Background. It has been proposed that inferences about the mental states of others are drawn after a referral to autobiographical memory. This study explored the relationship between autobiographical memory retrieval and performance on tests of theory of mind in people with schizophrenia.
Method. Fifty-nine people with a DSM-IV diagnosis of schizophrenia and 44 healthy participants matched for age, sex and estimated IQ were given the Autobiographical Memory Interview (AMI), two measures of theory of mind (ToM) and a logical memory test.
Results. There was clear evidence that the people with schizophrenia were under-performing on all tasks. Within the schizophrenia sample, robust relationships existed between the total scores achieved on the AMI and the ToM tasks. Furthermore, there was evidence that the participants with schizophrenia had a tendency to recollect odd or negative events when prompted by the standard questions of the AMI.

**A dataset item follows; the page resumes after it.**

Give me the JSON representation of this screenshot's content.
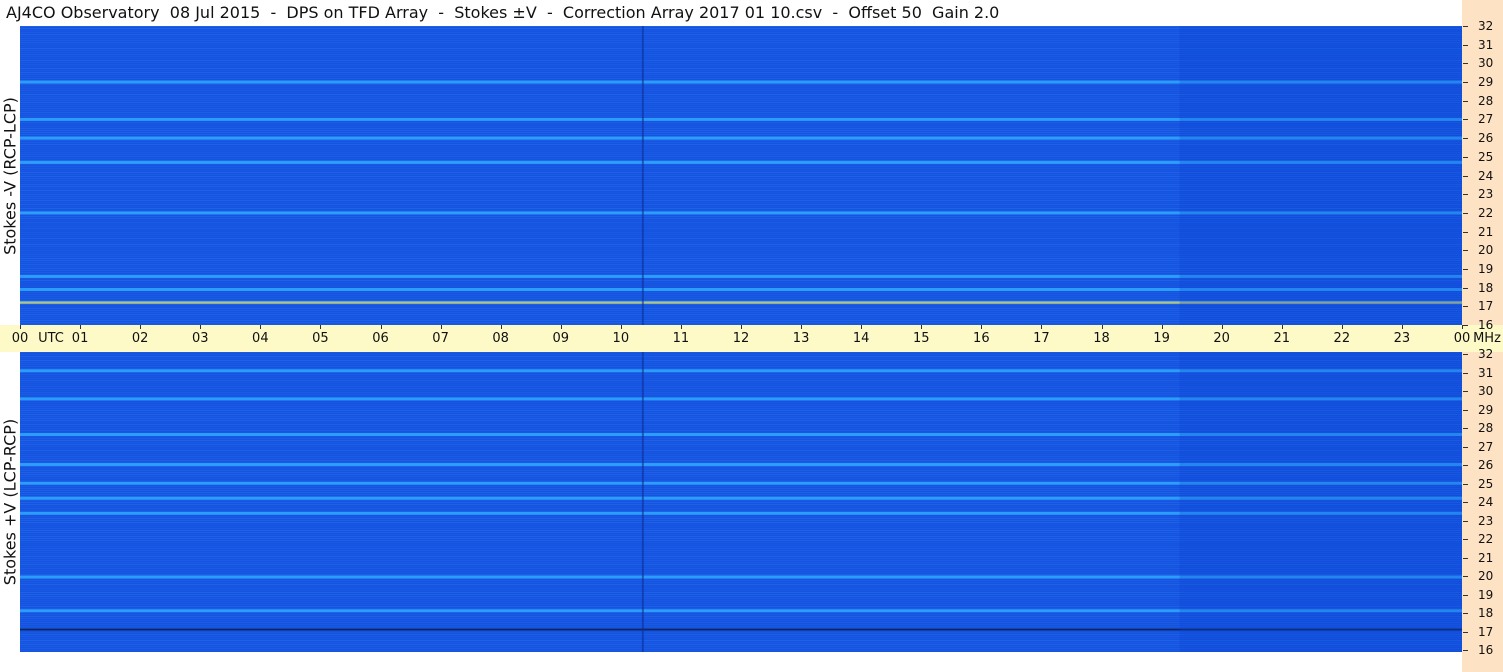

Conclusions. The results of this study indicate that when people with schizophrenia attempt to think about the beliefs and intentions of others they use analogical reasoning. Whether this approach is also adopted by other clinical and normal adult groups is a question for future research.